“I’ve been so excited for these races for a few months now,” said the Seaton student, who began swimming two years ago, despite the congenital condition arthrogryposis that restricts the use of all of the joints in his body, with the exception of his hips and spinal column. “Right when my coach said I made the Parapan Am Games I was so pumped for my races and I was so excited. All the adrenaline helped me get personal bests. All the people cheering for me just made me feel really good and that I could do really good races.”
Hood said McLean – who will compete at the tryouts for the Rio Paralympic team in April – has a bright future in front of him.
“He’s relatively new in the sport, still learning and training hard, and still with the kind of potential for growth and development, and actual improvement in times. So that’s really what we’re looking at. We talk about our next generation. It would be great to see him in Rio but he’s really one of the athletes that we look at as we target towards 2020 in Tokyo.”
Beyond their achievements in the pool, both athletes marvelled at the thrill of being able to represent Canada at home and to be part of the Canadian team in general.
“When we got here and we walked into the village, I think the whole team just all of a sudden felt this excitement because it’s in Canada,” said Mehain. “First of all, all the volunteers were really excited to see us arrive, the Canadian team. The atmosphere in the village and at the competition venue is amazing. With para-sport you often don’t get as much recognition or media as able-body and we were all blown away by the coverage and the attention and just the recognition that we were getting as para-athletes.

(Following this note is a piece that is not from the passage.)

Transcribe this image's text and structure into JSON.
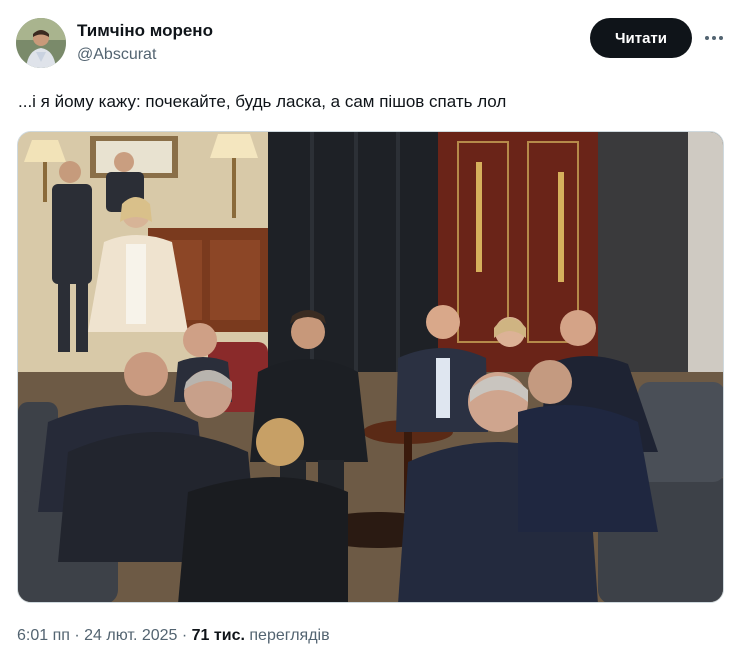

“Myself, I’ve never seen this before, this much excitement surrounding para-sport and having just regular people in the airport or on the street knowing where you’re going and knowing what para-sport is. It’s really exciting. I think it’s a huge step forward.”
McLean said that he was overwhelmed by the athletes’ village.
“I was expecting maybe two or three buildings. But the village is huge. It’s the best swimming event I have been to so far and it’s something I will probably never forget,” he said.
Both Mehain and McLean are now back in Vernon. Mehain will only be in town for about a week before she returns to McGill University in Montreal where she is an Arts & Science student. She’ll be training intensively while there as she looks ahead to the Rio Games and the possibility of reaching the podium on para-sport’s biggest stage.
“I think it’s looking really good going forward. I’m going to get back in the pool in a few weeks and hopefully apply what I’ve learned this summer.”